TASK REQUIREMENTS -> Filter the entries, keeping every line with the string "framework".

***

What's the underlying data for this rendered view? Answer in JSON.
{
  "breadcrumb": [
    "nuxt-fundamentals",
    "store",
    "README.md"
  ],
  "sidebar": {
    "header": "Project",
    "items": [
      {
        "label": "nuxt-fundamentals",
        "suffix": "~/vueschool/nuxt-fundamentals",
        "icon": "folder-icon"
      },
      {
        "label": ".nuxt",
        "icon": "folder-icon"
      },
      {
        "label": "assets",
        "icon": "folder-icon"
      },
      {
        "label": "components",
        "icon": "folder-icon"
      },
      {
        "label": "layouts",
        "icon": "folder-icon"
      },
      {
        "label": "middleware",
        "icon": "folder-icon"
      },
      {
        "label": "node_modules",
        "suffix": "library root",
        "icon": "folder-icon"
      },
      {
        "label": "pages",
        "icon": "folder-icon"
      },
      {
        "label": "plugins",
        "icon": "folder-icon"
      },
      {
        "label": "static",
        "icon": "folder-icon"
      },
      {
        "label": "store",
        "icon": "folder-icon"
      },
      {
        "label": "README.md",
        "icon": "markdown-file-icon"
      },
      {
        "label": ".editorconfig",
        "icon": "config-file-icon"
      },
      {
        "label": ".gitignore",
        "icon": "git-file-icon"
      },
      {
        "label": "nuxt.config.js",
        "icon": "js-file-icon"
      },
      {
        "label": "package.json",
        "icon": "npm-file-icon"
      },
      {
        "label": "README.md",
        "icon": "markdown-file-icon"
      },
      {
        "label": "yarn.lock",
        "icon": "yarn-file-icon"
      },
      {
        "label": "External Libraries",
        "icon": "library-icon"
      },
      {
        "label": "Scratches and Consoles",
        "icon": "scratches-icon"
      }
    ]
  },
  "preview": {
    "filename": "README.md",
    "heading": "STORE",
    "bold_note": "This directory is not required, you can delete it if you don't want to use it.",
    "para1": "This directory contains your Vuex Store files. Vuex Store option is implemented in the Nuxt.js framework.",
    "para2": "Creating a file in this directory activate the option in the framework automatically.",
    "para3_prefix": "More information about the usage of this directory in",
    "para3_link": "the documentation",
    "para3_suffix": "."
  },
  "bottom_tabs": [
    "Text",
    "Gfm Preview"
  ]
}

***

RESULT OF THE TASK ->
    "para1": "This directory contains your Vuex Store files. Vuex Store option is implemented in the Nuxt.js framework.",
    "para2": "Creating a file in this directory activate the option in the framework automatically.",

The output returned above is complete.